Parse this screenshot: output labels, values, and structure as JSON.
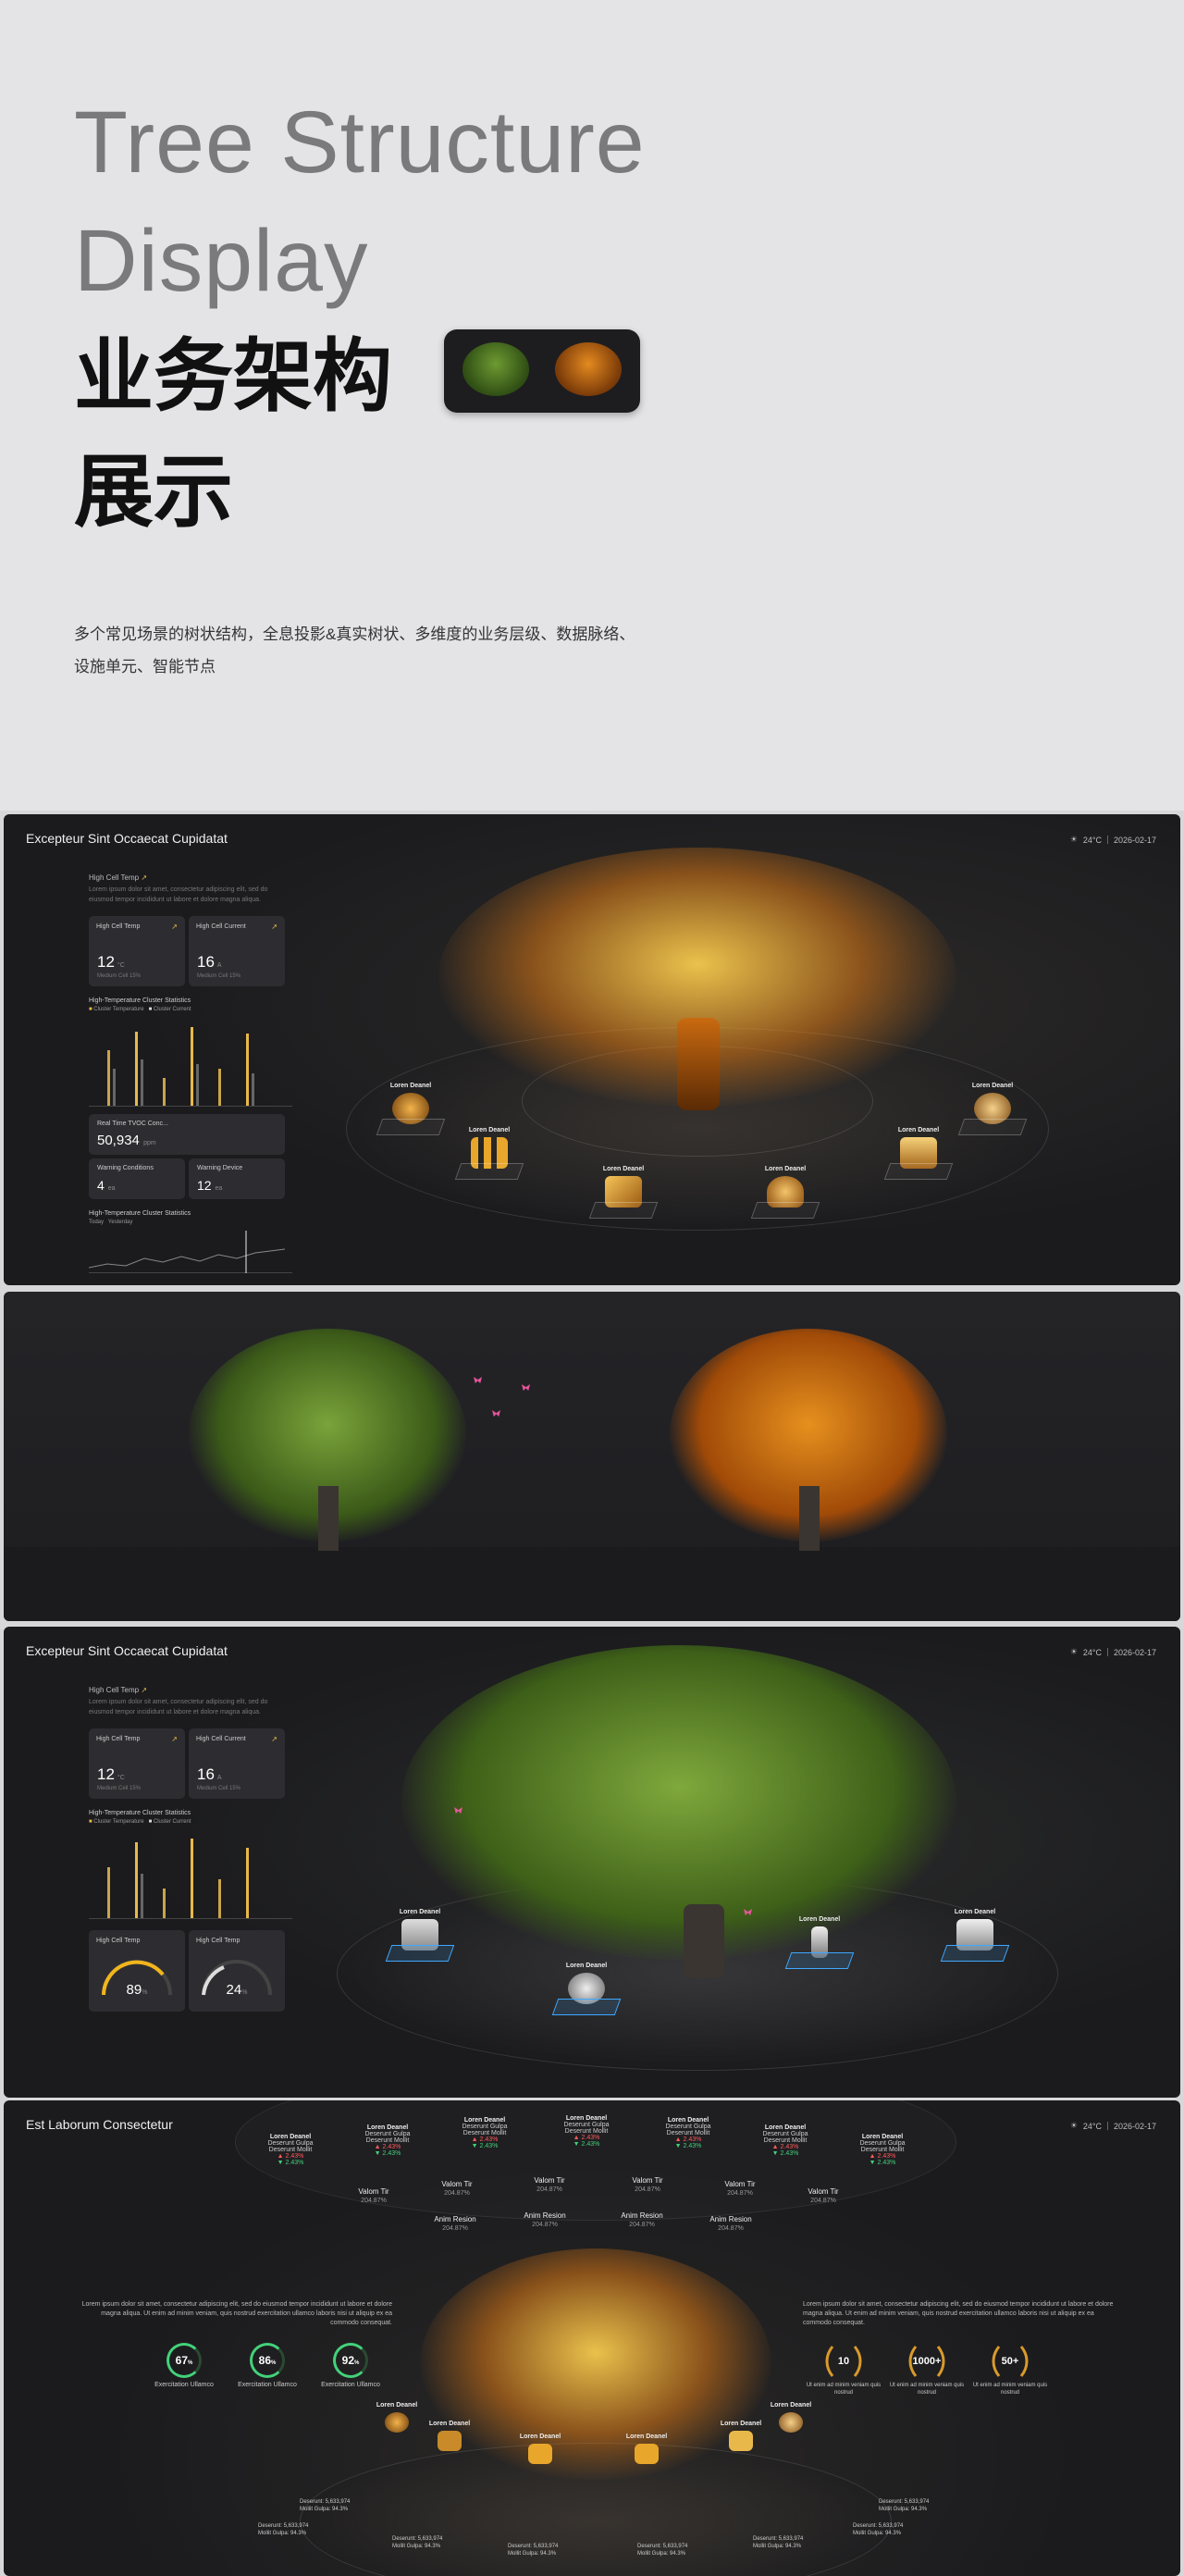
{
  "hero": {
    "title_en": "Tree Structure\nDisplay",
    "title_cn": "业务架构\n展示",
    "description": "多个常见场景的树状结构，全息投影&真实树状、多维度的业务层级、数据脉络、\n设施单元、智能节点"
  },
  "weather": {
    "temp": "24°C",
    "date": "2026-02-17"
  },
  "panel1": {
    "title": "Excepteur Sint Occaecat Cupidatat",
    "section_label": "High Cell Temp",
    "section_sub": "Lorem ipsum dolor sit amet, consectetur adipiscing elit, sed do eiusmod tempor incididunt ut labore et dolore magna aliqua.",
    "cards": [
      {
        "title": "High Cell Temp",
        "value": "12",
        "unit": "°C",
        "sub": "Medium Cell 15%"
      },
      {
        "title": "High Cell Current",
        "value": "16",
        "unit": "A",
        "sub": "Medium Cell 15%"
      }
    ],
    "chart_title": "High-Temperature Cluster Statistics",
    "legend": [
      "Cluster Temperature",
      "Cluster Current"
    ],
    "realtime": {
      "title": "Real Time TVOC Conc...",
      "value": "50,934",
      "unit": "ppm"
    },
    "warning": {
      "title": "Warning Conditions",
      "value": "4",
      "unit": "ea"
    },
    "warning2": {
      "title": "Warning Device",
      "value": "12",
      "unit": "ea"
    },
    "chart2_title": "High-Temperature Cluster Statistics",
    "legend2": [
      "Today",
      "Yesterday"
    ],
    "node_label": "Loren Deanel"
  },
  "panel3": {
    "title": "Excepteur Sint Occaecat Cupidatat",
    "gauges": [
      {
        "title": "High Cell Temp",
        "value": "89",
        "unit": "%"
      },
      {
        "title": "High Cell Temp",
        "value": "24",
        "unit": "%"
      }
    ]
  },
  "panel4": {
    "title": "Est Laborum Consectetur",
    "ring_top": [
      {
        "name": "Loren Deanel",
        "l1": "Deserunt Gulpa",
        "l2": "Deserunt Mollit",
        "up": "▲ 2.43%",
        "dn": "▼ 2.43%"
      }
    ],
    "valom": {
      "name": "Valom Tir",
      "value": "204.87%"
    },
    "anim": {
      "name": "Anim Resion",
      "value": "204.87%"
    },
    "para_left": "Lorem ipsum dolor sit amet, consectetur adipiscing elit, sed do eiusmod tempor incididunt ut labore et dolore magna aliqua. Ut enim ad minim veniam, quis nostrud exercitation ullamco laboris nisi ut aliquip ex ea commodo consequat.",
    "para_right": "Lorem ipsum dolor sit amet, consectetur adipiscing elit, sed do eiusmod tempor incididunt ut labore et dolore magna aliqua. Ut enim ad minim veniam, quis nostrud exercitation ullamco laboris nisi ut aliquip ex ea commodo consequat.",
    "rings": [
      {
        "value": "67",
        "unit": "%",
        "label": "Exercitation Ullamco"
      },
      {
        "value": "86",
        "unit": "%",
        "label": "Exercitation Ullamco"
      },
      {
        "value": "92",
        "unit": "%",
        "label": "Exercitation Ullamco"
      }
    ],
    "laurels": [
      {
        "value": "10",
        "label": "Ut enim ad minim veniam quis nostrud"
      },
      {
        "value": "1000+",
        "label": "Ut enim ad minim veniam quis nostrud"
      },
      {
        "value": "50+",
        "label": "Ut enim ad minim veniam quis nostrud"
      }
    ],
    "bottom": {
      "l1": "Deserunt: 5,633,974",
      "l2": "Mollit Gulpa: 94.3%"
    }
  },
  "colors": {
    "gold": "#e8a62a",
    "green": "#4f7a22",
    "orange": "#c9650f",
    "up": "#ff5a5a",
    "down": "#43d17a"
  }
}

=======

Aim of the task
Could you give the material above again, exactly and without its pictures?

Finished exercise
Parse this screenshot: output labels, values, and structure as JSON.
{
  "hero": {
    "title_en": "Tree Structure\nDisplay",
    "title_cn": "业务架构\n展示",
    "description": "多个常见场景的树状结构，全息投影&真实树状、多维度的业务层级、数据脉络、\n设施单元、智能节点"
  },
  "weather": {
    "temp": "24°C",
    "date": "2026-02-17"
  },
  "panel1": {
    "title": "Excepteur Sint Occaecat Cupidatat",
    "section_label": "High Cell Temp",
    "section_sub": "Lorem ipsum dolor sit amet, consectetur adipiscing elit, sed do eiusmod tempor incididunt ut labore et dolore magna aliqua.",
    "cards": [
      {
        "title": "High Cell Temp",
        "value": "12",
        "unit": "°C",
        "sub": "Medium Cell 15%"
      },
      {
        "title": "High Cell Current",
        "value": "16",
        "unit": "A",
        "sub": "Medium Cell 15%"
      }
    ],
    "chart_title": "High-Temperature Cluster Statistics",
    "legend": [
      "Cluster Temperature",
      "Cluster Current"
    ],
    "realtime": {
      "title": "Real Time TVOC Conc...",
      "value": "50,934",
      "unit": "ppm"
    },
    "warning": {
      "title": "Warning Conditions",
      "value": "4",
      "unit": "ea"
    },
    "warning2": {
      "title": "Warning Device",
      "value": "12",
      "unit": "ea"
    },
    "chart2_title": "High-Temperature Cluster Statistics",
    "legend2": [
      "Today",
      "Yesterday"
    ],
    "node_label": "Loren Deanel"
  },
  "panel3": {
    "title": "Excepteur Sint Occaecat Cupidatat",
    "gauges": [
      {
        "title": "High Cell Temp",
        "value": "89",
        "unit": "%"
      },
      {
        "title": "High Cell Temp",
        "value": "24",
        "unit": "%"
      }
    ]
  },
  "panel4": {
    "title": "Est Laborum Consectetur",
    "ring_top": [
      {
        "name": "Loren Deanel",
        "l1": "Deserunt Gulpa",
        "l2": "Deserunt Mollit",
        "up": "▲ 2.43%",
        "dn": "▼ 2.43%"
      }
    ],
    "valom": {
      "name": "Valom Tir",
      "value": "204.87%"
    },
    "anim": {
      "name": "Anim Resion",
      "value": "204.87%"
    },
    "para_left": "Lorem ipsum dolor sit amet, consectetur adipiscing elit, sed do eiusmod tempor incididunt ut labore et dolore magna aliqua. Ut enim ad minim veniam, quis nostrud exercitation ullamco laboris nisi ut aliquip ex ea commodo consequat.",
    "para_right": "Lorem ipsum dolor sit amet, consectetur adipiscing elit, sed do eiusmod tempor incididunt ut labore et dolore magna aliqua. Ut enim ad minim veniam, quis nostrud exercitation ullamco laboris nisi ut aliquip ex ea commodo consequat.",
    "rings": [
      {
        "value": "67",
        "unit": "%",
        "label": "Exercitation Ullamco"
      },
      {
        "value": "86",
        "unit": "%",
        "label": "Exercitation Ullamco"
      },
      {
        "value": "92",
        "unit": "%",
        "label": "Exercitation Ullamco"
      }
    ],
    "laurels": [
      {
        "value": "10",
        "label": "Ut enim ad minim veniam quis nostrud"
      },
      {
        "value": "1000+",
        "label": "Ut enim ad minim veniam quis nostrud"
      },
      {
        "value": "50+",
        "label": "Ut enim ad minim veniam quis nostrud"
      }
    ],
    "bottom": {
      "l1": "Deserunt: 5,633,974",
      "l2": "Mollit Gulpa: 94.3%"
    }
  },
  "colors": {
    "gold": "#e8a62a",
    "green": "#4f7a22",
    "orange": "#c9650f",
    "up": "#ff5a5a",
    "down": "#43d17a"
  }
}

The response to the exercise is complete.